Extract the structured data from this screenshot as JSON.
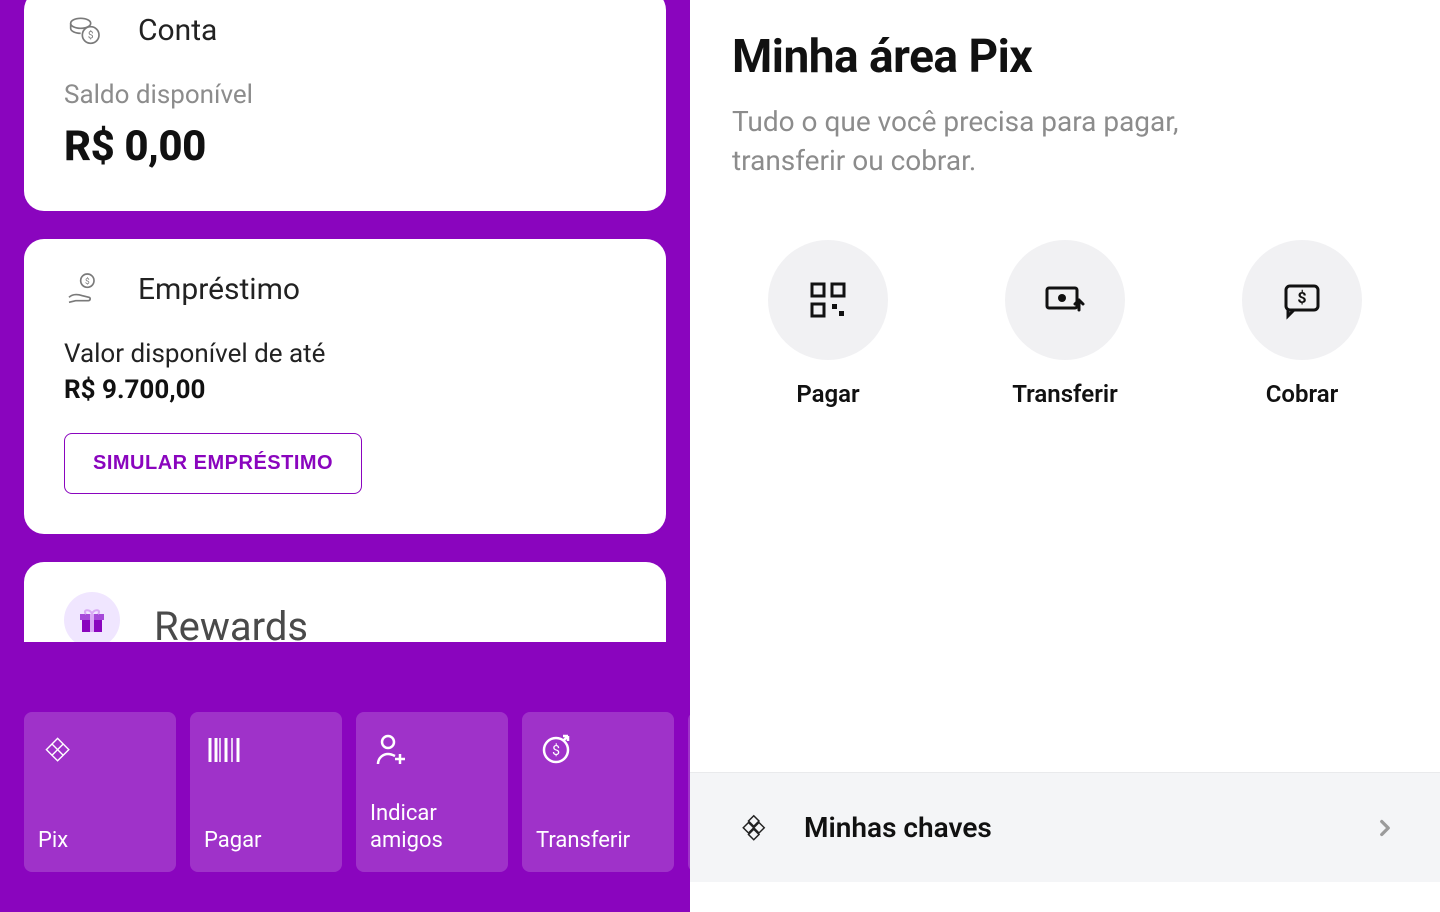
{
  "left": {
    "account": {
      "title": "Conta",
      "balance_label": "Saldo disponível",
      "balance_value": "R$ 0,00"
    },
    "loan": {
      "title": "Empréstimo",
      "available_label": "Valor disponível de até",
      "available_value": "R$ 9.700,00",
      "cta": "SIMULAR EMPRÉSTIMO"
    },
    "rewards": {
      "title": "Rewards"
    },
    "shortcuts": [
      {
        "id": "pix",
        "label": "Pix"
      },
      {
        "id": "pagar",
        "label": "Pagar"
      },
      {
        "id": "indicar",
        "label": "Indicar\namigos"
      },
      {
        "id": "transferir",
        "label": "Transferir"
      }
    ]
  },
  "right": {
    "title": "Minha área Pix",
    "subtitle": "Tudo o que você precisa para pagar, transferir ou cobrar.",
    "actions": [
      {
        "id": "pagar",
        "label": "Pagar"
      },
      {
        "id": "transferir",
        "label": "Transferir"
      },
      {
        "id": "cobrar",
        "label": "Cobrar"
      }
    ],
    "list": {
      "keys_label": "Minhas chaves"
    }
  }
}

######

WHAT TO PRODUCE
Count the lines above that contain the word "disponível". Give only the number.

EXPECTED ANSWER
2